- YOUR INSTRUCTIONS
Show every line below where "пакета" can be found.

(Website and app data records)
>>>
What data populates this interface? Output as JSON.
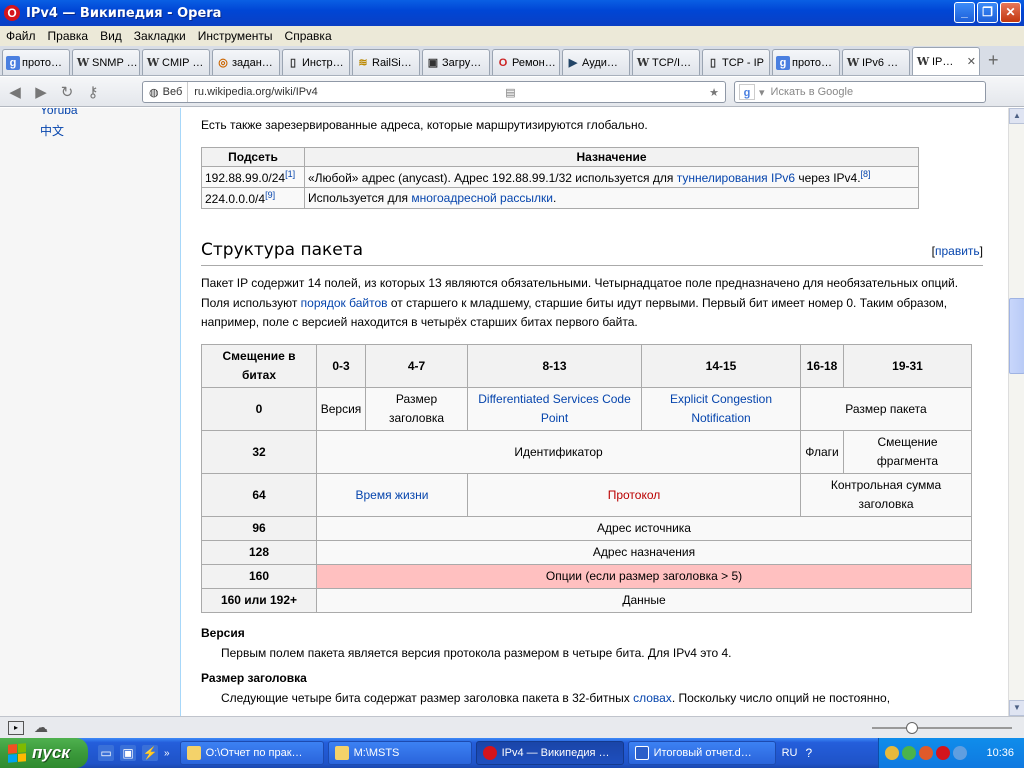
{
  "window": {
    "title": "IPv4 — Википедия - Opera"
  },
  "menu": [
    "Файл",
    "Правка",
    "Вид",
    "Закладки",
    "Инструменты",
    "Справка"
  ],
  "tabs": [
    {
      "label": "прото…",
      "icon": "g"
    },
    {
      "label": "SNMP …",
      "icon": "W"
    },
    {
      "label": "CMIP …",
      "icon": "W"
    },
    {
      "label": "задан…",
      "icon": "o"
    },
    {
      "label": "Инстр…",
      "icon": "doc"
    },
    {
      "label": "RailSi…",
      "icon": "rail"
    },
    {
      "label": "Загру…",
      "icon": "lock"
    },
    {
      "label": "Ремон…",
      "icon": "opera"
    },
    {
      "label": "Ауди…",
      "icon": "play"
    },
    {
      "label": "TCP/I…",
      "icon": "W"
    },
    {
      "label": "TCP - IP",
      "icon": "doc"
    },
    {
      "label": "прото…",
      "icon": "g"
    },
    {
      "label": "IPv6 …",
      "icon": "W"
    },
    {
      "label": "IP…",
      "icon": "W",
      "active": true
    }
  ],
  "address": {
    "web_label": "Веб",
    "url": "ru.wikipedia.org/wiki/IPv4",
    "search_placeholder": "Искать в Google"
  },
  "sidebar": {
    "links": [
      "Yoruba",
      "中文"
    ]
  },
  "article": {
    "intro": "Есть также зарезервированные адреса, которые маршрутизируются глобально.",
    "reserved_table": {
      "headers": [
        "Подсеть",
        "Назначение"
      ],
      "row1": {
        "subnet": "192.88.99.0/24",
        "ref": "[1]",
        "t1": "«Любой» адрес (anycast). Адрес 192.88.99.1/32 используется для ",
        "link1": "туннелирования",
        "t2": " ",
        "link2": "IPv6",
        "t3": " через IPv4.",
        "ref2": "[8]"
      },
      "row2": {
        "subnet": "224.0.0.0/4",
        "ref": "[9]",
        "t1": "Используется для ",
        "link1": "многоадресной рассылки",
        "t2": "."
      }
    },
    "section_title": "Структура пакета",
    "edit": {
      "open": "[",
      "label": "править",
      "close": "]"
    },
    "para": {
      "t1": "Пакет IP содержит 14 полей, из которых 13 являются обязательными. Четырнадцатое поле предназначено для необязательных опций. Поля используют ",
      "link": "порядок байтов",
      "t2": " от старшего к младшему, старшие биты идут первыми. Первый бит имеет номер 0. Таким образом, например, поле с версией находится в четырёх старших битах первого байта."
    },
    "packet_table": {
      "headers": [
        "Смещение в битах",
        "0-3",
        "4-7",
        "8-13",
        "14-15",
        "16-18",
        "19-31"
      ],
      "offsets": [
        "0",
        "32",
        "64",
        "96",
        "128",
        "160",
        "160 или 192+"
      ],
      "version": "Версия",
      "hlen": "Размер заголовка",
      "dscp": "Differentiated Services Code Point",
      "ecn": "Explicit Congestion Notification",
      "total_len": "Размер пакета",
      "ident": "Идентификатор",
      "flags": "Флаги",
      "frag": "Смещение фрагмента",
      "ttl": "Время жизни",
      "proto": "Протокол",
      "checksum": "Контрольная сумма заголовка",
      "src": "Адрес источника",
      "dst": "Адрес назначения",
      "options": "Опции (если размер заголовка > 5)",
      "data": "Данные"
    },
    "version_term": "Версия",
    "version_desc": "Первым полем пакета является версия протокола размером в четыре бита. Для IPv4 это 4.",
    "hlen_term": "Размер заголовка",
    "hlen_desc1": "Следующие четыре бита содержат размер заголовка пакета в 32-битных ",
    "hlen_link": "словах",
    "hlen_desc2": ". Поскольку число опций не постоянно,"
  },
  "taskbar": {
    "start": "пуск",
    "tasks": [
      {
        "label": "O:\\Отчет по прак…",
        "icon": "folder"
      },
      {
        "label": "M:\\MSTS",
        "icon": "folder"
      },
      {
        "label": "IPv4 — Википедия …",
        "icon": "opera",
        "active": true
      },
      {
        "label": "Итоговый отчет.d…",
        "icon": "word"
      }
    ],
    "lang": "RU",
    "clock": "10:36"
  },
  "colors": {
    "link": "#0645ad",
    "redlink": "#ba0000",
    "options_bg": "#ffc0c0",
    "taskbar": "#245edb"
  }
}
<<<
- RESULT OF THIS TASK
    "section_title": "Структура пакета",
      "total_len": "Размер пакета",
    "version_desc": "Первым полем пакета является версия протокола размером в четыре бита. Для IPv4 это 4.",
    "hlen_desc1": "Следующие четыре бита содержат размер заголовка пакета в 32-битных ",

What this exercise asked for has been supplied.